WORK TO BE COMPLETED
Everything in the records below should be set down again, word for word.

PROVIDED RECORDS
- - -

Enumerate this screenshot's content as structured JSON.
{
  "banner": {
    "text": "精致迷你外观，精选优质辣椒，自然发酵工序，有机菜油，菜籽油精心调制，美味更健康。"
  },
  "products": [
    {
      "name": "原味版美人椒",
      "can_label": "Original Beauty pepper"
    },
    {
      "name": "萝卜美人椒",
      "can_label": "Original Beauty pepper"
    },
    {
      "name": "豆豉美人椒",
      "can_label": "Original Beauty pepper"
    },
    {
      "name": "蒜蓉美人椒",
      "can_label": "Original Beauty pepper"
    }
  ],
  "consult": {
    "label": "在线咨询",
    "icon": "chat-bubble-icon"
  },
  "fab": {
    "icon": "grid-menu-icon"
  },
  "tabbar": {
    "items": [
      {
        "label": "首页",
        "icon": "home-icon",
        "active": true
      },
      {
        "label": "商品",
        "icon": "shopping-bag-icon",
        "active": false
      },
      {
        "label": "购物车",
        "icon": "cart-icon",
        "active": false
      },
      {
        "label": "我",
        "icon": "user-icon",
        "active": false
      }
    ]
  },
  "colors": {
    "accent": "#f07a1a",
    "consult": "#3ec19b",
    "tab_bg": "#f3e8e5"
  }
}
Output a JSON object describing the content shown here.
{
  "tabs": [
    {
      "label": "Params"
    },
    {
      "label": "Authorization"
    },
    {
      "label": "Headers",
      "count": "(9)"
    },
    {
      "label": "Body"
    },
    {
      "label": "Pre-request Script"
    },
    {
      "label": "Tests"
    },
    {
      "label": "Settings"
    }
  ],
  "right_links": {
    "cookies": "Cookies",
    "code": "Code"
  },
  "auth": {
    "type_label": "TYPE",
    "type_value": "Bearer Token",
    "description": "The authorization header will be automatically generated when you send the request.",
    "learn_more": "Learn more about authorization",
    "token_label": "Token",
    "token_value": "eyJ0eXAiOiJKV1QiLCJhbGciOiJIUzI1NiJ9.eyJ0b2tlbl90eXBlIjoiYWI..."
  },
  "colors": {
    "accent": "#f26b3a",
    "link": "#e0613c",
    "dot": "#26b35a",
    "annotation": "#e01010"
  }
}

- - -

SOLUTION FOR THIS EXERCISE
Enumerate this screenshot's content as structured JSON.
{
  "banner": {
    "text": "精致迷你外观，精选优质辣椒，自然发酵工序，有机菜油，菜籽油精心调制，美味更健康。"
  },
  "products": [
    {
      "name": "原味版美人椒",
      "can_label": "Original Beauty pepper"
    },
    {
      "name": "萝卜美人椒",
      "can_label": "Original Beauty pepper"
    },
    {
      "name": "豆豉美人椒",
      "can_label": "Original Beauty pepper"
    },
    {
      "name": "蒜蓉美人椒",
      "can_label": "Original Beauty pepper"
    }
  ],
  "consult": {
    "label": "在线咨询",
    "icon": "chat-bubble-icon"
  },
  "fab": {
    "icon": "grid-menu-icon"
  },
  "tabbar": {
    "items": [
      {
        "label": "首页",
        "icon": "home-icon",
        "active": true
      },
      {
        "label": "商品",
        "icon": "shopping-bag-icon",
        "active": false
      },
      {
        "label": "购物车",
        "icon": "cart-icon",
        "active": false
      },
      {
        "label": "我",
        "icon": "user-icon",
        "active": false
      }
    ]
  },
  "colors": {
    "accent": "#f07a1a",
    "consult": "#3ec19b",
    "tab_bg": "#f3e8e5"
  }
}
Output a JSON object describing the content shown here.
{
  "tabs": [
    {
      "label": "Params"
    },
    {
      "label": "Authorization"
    },
    {
      "label": "Headers",
      "count": "(9)"
    },
    {
      "label": "Body"
    },
    {
      "label": "Pre-request Script"
    },
    {
      "label": "Tests"
    },
    {
      "label": "Settings"
    }
  ],
  "right_links": {
    "cookies": "Cookies",
    "code": "Code"
  },
  "auth": {
    "type_label": "TYPE",
    "type_value": "Bearer Token",
    "description": "The authorization header will be automatically generated when you send the request.",
    "learn_more": "Learn more about authorization",
    "token_label": "Token",
    "token_value": "eyJ0eXAiOiJKV1QiLCJhbGciOiJIUzI1NiJ9.eyJ0b2tlbl90eXBlIjoiYWI..."
  },
  "colors": {
    "accent": "#f26b3a",
    "link": "#e0613c",
    "dot": "#26b35a",
    "annotation": "#e01010"
  }
}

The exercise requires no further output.